http://zookeeper.apache.org/doc/r3.2.2/zookeeperInternals.html#sc_guaranteesPropertiesDefinitions
describes the ordering properties,
but it's still not exactly immediately apparent.
I have been thinking about this, and find the following assertion may
help make it clearer:
each node sees a sequence of messages including proposals (Pi) and commits (Ci):
we use "n{ X < Y}" to mean that message X appears before Y in the
sequence of node n;
0) for any messages X , Y , and nodes n,m, if n{X < Y } and Y
appears in m, then m{ X < Y} . this is because the leader sends
out messages in the same order to every node, and TCP connection
preserves order. in other words, shorter sequence on node n always
forms a prefix of a longer sequence on node m.
1) for any proposal number i, and node n, n{Pi < Ci} because
you can only commit after you have seen
2) for any proposal numbers i < j , and node n, n{Pi < Pj} , n{Ci
< Cj} because
a) leader{ Pi < Pj} leader always proposes in order
b) follower{Pi < Pj} due to 0)
c) leader{Ci < Cj} Zookeeper followers handles
proposals and in order, and FIFO
d) follower{Ci < Cj} due to 0
3) for any proposal numbers i<j, and node n, n{Ci<Pj} or n{Pj
<Ci} because leader sends out multiple proposals inflight
for example P1 P2 P3 arrive at follower, and the follower
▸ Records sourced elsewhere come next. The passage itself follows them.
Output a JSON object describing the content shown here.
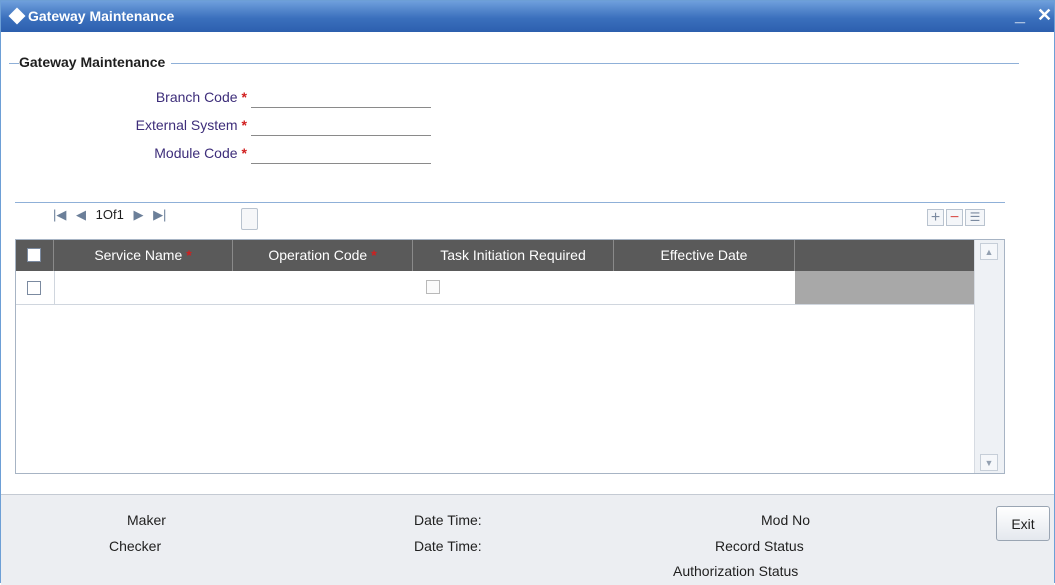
{
  "window": {
    "title": "Gateway Maintenance",
    "minimize": "_",
    "close": "✕"
  },
  "section": {
    "legend": "Gateway Maintenance"
  },
  "fields": [
    {
      "label": "Branch Code",
      "required": "*",
      "value": ""
    },
    {
      "label": "External System",
      "required": "*",
      "value": ""
    },
    {
      "label": "Module Code",
      "required": "*",
      "value": ""
    }
  ],
  "pager": {
    "first": "|◀",
    "prev": "◀",
    "page_text": "1Of1",
    "next": "▶",
    "last": "▶|"
  },
  "toolbar": {
    "add": "+",
    "delete": "−",
    "list": "☰"
  },
  "table": {
    "columns": [
      {
        "label": "Service Name",
        "required": "*"
      },
      {
        "label": "Operation Code",
        "required": "*"
      },
      {
        "label": "Task Initiation Required",
        "required": ""
      },
      {
        "label": "Effective Date",
        "required": ""
      }
    ],
    "rows": [
      {
        "service_name": "",
        "operation_code": "",
        "task_initiation_required": false,
        "effective_date": ""
      }
    ]
  },
  "footer": {
    "maker": "Maker",
    "checker": "Checker",
    "date_time_1": "Date Time:",
    "date_time_2": "Date Time:",
    "mod_no": "Mod No",
    "record_status": "Record Status",
    "authorization_status": "Authorization Status",
    "exit": "Exit"
  },
  "colors": {
    "titlebar": "#3b70bd",
    "header_bg": "#5a5a5a",
    "required": "#d11f1f",
    "label": "#3d2d7a"
  }
}
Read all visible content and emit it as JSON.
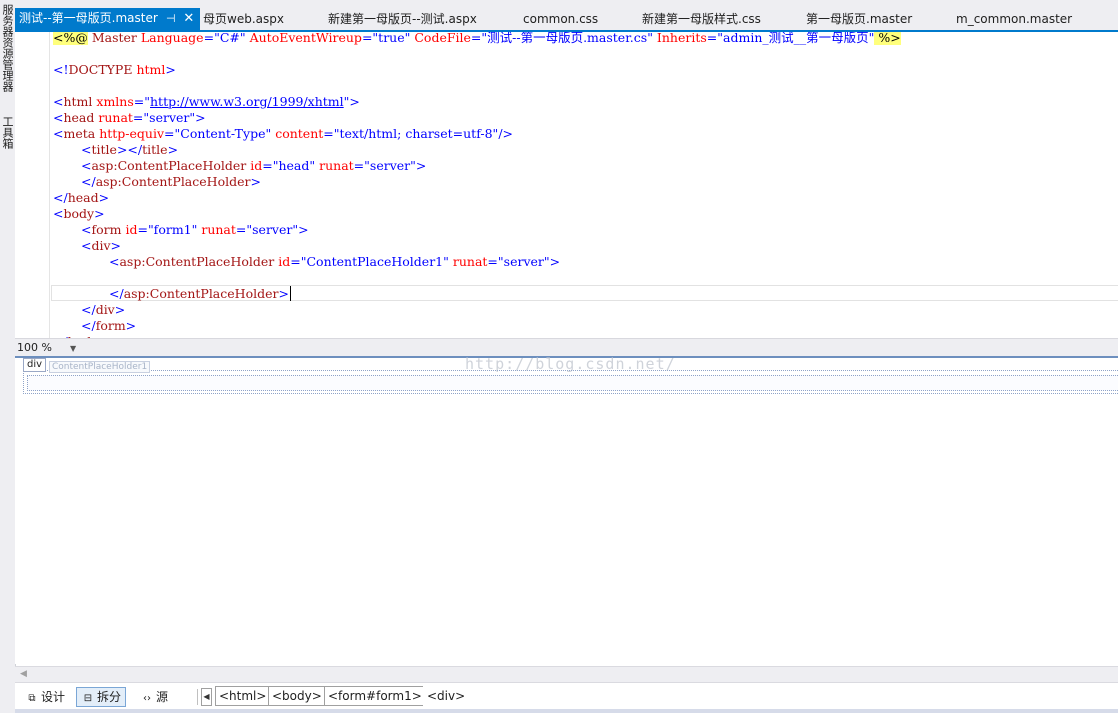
{
  "left_rail": {
    "items": [
      "服务器资源管理器",
      "工具箱"
    ]
  },
  "tabs": [
    {
      "label": "测试--第一母版页.master",
      "active": true
    },
    {
      "label": "母页web.aspx"
    },
    {
      "label": "新建第一母版页--测试.aspx"
    },
    {
      "label": "common.css"
    },
    {
      "label": "新建第一母版样式.css"
    },
    {
      "label": "第一母版页.master"
    },
    {
      "label": "m_common.master"
    }
  ],
  "tab_icons": {
    "pin": "pin-icon",
    "close": "close-icon"
  },
  "code": {
    "l1": {
      "open": "<%@",
      "w1": " Master ",
      "a1": "Language",
      "e1": "=",
      "v1": "\"C#\"",
      "a2": " AutoEventWireup",
      "e2": "=",
      "v2": "\"true\"",
      "a3": " CodeFile",
      "e3": "=",
      "v3": "\"测试--第一母版页.master.cs\"",
      "a4": " Inherits",
      "e4": "=",
      "v4": "\"admin_测试__第一母版页\"",
      "close": " %>"
    },
    "l3": {
      "p": "<!",
      "t": "DOCTYPE",
      "r": " html",
      "c": ">"
    },
    "l5": {
      "p": "<",
      "t": "html",
      "a": " xmlns",
      "e": "=",
      "q1": "\"",
      "url": "http://www.w3.org/1999/xhtml",
      "q2": "\"",
      "c": ">"
    },
    "l6": {
      "p": "<",
      "t": "head",
      "a": " runat",
      "e": "=",
      "v": "\"server\"",
      "c": ">"
    },
    "l7": {
      "p": "<",
      "t": "meta",
      "a1": " http-equiv",
      "e1": "=",
      "v1": "\"Content-Type\"",
      "a2": " content",
      "e2": "=",
      "v2": "\"text/html; charset=utf-8\"",
      "c": "/>"
    },
    "l8": {
      "p": "<",
      "t": "title",
      "m": "></",
      "t2": "title",
      "c": ">"
    },
    "l9": {
      "p": "<",
      "t": "asp:ContentPlaceHolder",
      "a1": " id",
      "e1": "=",
      "v1": "\"head\"",
      "a2": " runat",
      "e2": "=",
      "v2": "\"server\"",
      "c": ">"
    },
    "l10": {
      "p": "</",
      "t": "asp:ContentPlaceHolder",
      "c": ">"
    },
    "l11": {
      "p": "</",
      "t": "head",
      "c": ">"
    },
    "l12": {
      "p": "<",
      "t": "body",
      "c": ">"
    },
    "l13": {
      "p": "<",
      "t": "form",
      "a1": " id",
      "e1": "=",
      "v1": "\"form1\"",
      "a2": " runat",
      "e2": "=",
      "v2": "\"server\"",
      "c": ">"
    },
    "l14": {
      "p": "<",
      "t": "div",
      "c": ">"
    },
    "l15": {
      "p": "<",
      "t": "asp:ContentPlaceHolder",
      "a1": " id",
      "e1": "=",
      "v1": "\"ContentPlaceHolder1\"",
      "a2": " runat",
      "e2": "=",
      "v2": "\"server\"",
      "c": ">"
    },
    "l17": {
      "p": "</",
      "t": "asp:ContentPlaceHolder",
      "c": ">"
    },
    "l18": {
      "p": "</",
      "t": "div",
      "c": ">"
    },
    "l19": {
      "p": "</",
      "t": "form",
      "c": ">"
    },
    "l20": {
      "p": "</",
      "t": "body",
      "c": ">"
    }
  },
  "zoom": {
    "value": "100 %"
  },
  "design": {
    "tag_label": "div",
    "placeholder_label": "ContentPlaceHolder1",
    "watermark": "http://blog.csdn.net/"
  },
  "view_buttons": {
    "design": "设计",
    "split": "拆分",
    "source": "源",
    "selected": "split"
  },
  "breadcrumbs": [
    "<html>",
    "<body>",
    "<form#form1>",
    "<div>"
  ],
  "colors": {
    "accent": "#007acc",
    "tag": "#a31515",
    "attr": "#ff0000",
    "value": "#0000ff"
  }
}
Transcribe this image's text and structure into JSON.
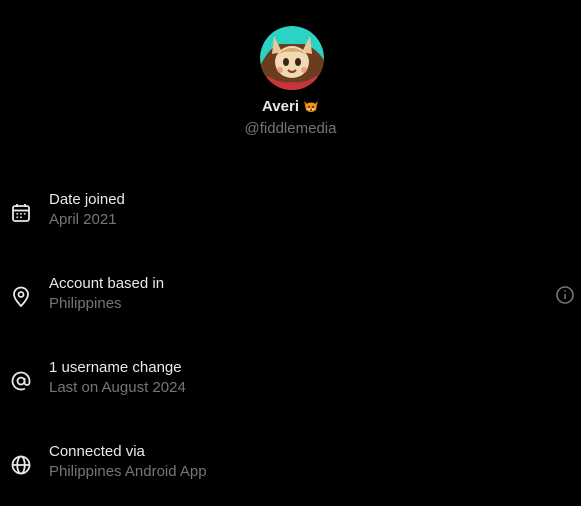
{
  "profile": {
    "display_name": "Averi",
    "name_emoji": "fox-face-emoji",
    "handle": "@fiddlemedia",
    "avatar": "cartoon-fox-character-avatar"
  },
  "rows": [
    {
      "icon": "calendar-icon",
      "title": "Date joined",
      "subtitle": "April 2021"
    },
    {
      "icon": "location-pin-icon",
      "title": "Account based in",
      "subtitle": "Philippines",
      "action_icon": "info-icon"
    },
    {
      "icon": "at-sign-icon",
      "title": "1 username change",
      "subtitle": "Last on August 2024"
    },
    {
      "icon": "globe-icon",
      "title": "Connected via",
      "subtitle": "Philippines Android App"
    }
  ],
  "colors": {
    "background": "#000000",
    "primary_text": "#e7e9ea",
    "secondary_text": "#71767b",
    "avatar_ring": "#2ad3c4"
  }
}
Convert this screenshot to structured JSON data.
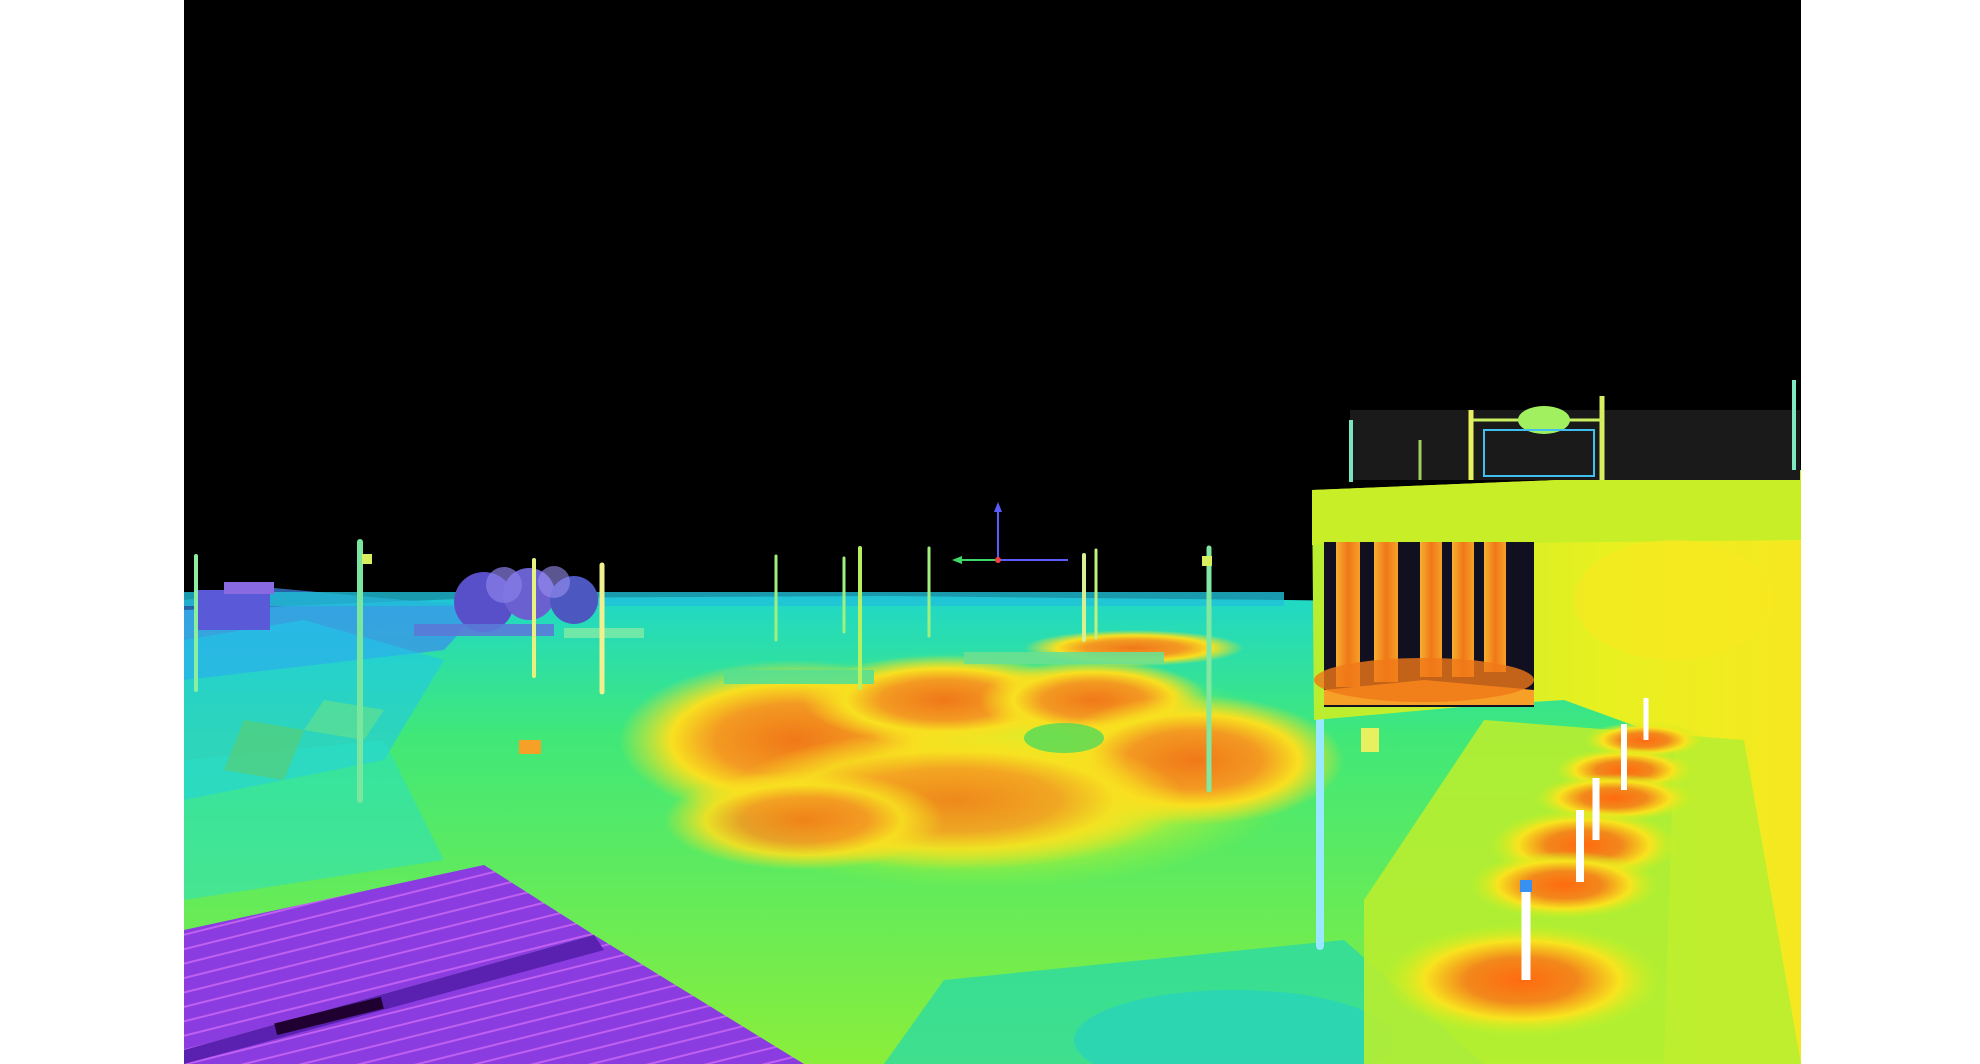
{
  "scene": {
    "type": "false-color illuminance render",
    "background": "#ffffff",
    "sky_color": "#000000",
    "palette": {
      "low": "#8a3fe0",
      "low_mid": "#20d8e0",
      "mid": "#36e850",
      "mid_high": "#c8f020",
      "high": "#f8e818",
      "peak": "#f07a18"
    }
  },
  "icons": {
    "axis_gizmo": "axis-gizmo-icon"
  }
}
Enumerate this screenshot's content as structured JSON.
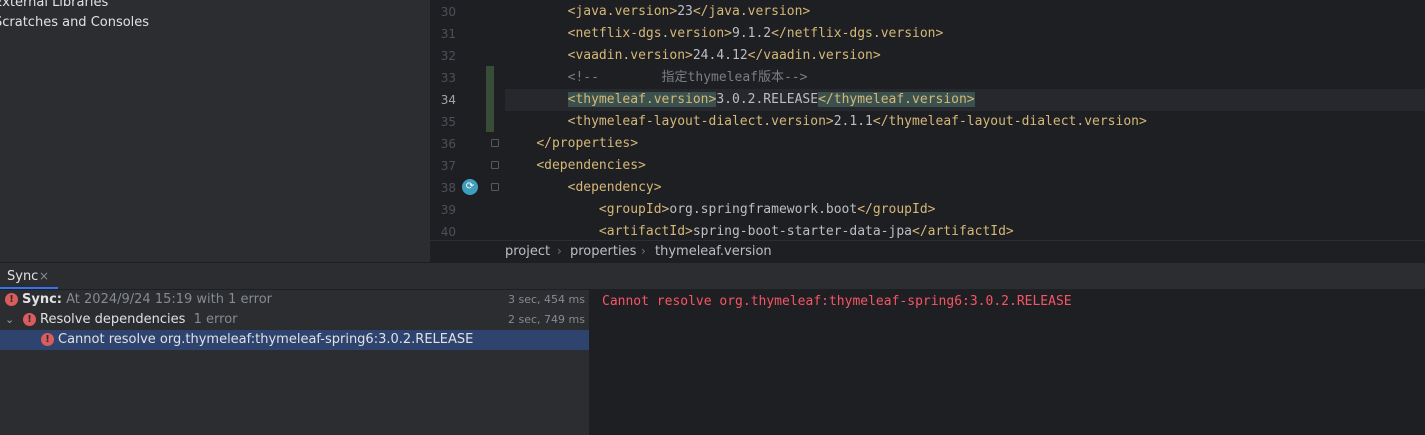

sends back C1 C2 C3,
when the leader receives the commits, any merging of these 2
sequences are valid.